Sometimes the game a-moo-ses me a bit.
So yeh, I'd say as a whole that while Guild Wars 2 may not become a staple in my gaming catalog, it seems like a pretty solid transition and good move for ArenaNet to offer the option of making the core game a free experience. They are hoping to hook you enough in the first large chunk to keep you wanting a second pizza expansion...woops did I throw pizza in there? So far, my Charr Engineer has made it to level 20, and I have yet to spend any of my 32 points in the Training tab because I apparently picked a whopper of a first class? If you enjoy typing in random letters and would like to add me in game, my handle is Zyngor.5907 (I don't expect to be playing too much or all the time, so don't rely on me being around all the time).

Below is a pretty nice video showing some new player tips, because I wanted to see what would happen if I embedded a video. Cheers!

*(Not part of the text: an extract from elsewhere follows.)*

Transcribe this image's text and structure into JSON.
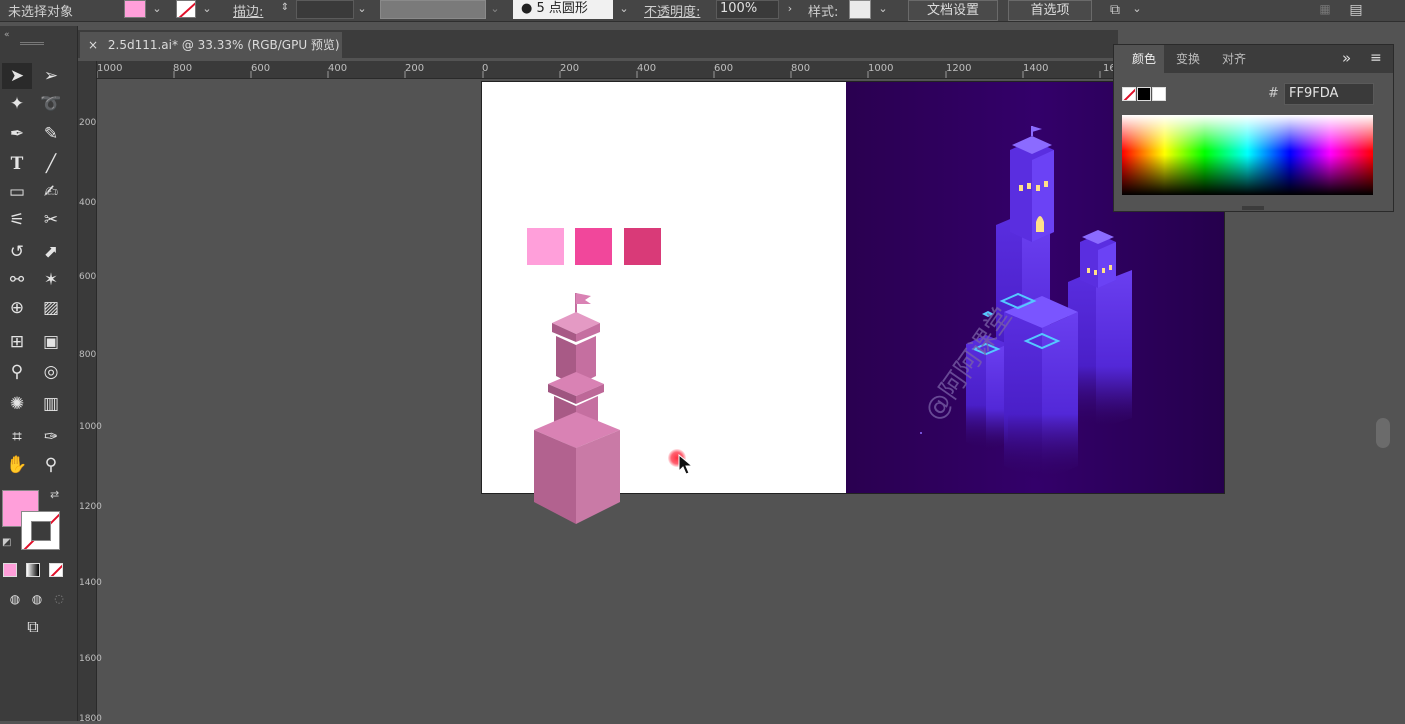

  1. It's my hope that after the expansion is done and launched, we'll see a move back to more periodic Living Story/World content drops - having something new to play or experience every two to four weeks can be a nice continuation of the current immersive experience newbies are encountering in the open world - with content that can be done solo and in the naturally forming groups in the open world.

    It's true that GW2 forgoes that addictive 'hook' of straightforward vertical progression. As you say, it's more freeform, each player has to choose or determine a stretch goal, if they enjoy that sort of thing. Someone may choose 100% world completion, someone else may want a complete collection of racial armor skins, another may desire one of every kind of race and class, etc.

    1. I've heard about this Living World business from others in the past. I almost feel like Tyria is a whole living world unto itself, but it will be interesting to be able to eventually experience this. Because stuff is shared across characters without the need to actually party up, it was nice to have naturally forming groups as I took on the starter area (especially for some of the hero challenges).

  2. Oh, to be young foolish again in Tyria, and, yet....

    Nice to read a fresh noob perspective because it reminds me of the basics -- that hooked a lot of us in the first place. Oh, sure, as with many games, disillusionment is always available and it's hard to go back, but if they don't get it right in the first place, well... /shrug Yep, that open free form out in that visual candy world is refreshing. Sometimes I take a lowbie toon out to fool around in zones I've already spent plenty of hours in since nearly launch, and it's still just... lovely.

    Bhagpuss of Inventory Full has repeatedly gone over, in detail, why Tyria is also great for exploring. You're not imagining it; there are lots of areas, indoors and out, and npc conversations that have absolutely nothing to do with game playing -- ever. It's fantastic.

    -- 7rlsy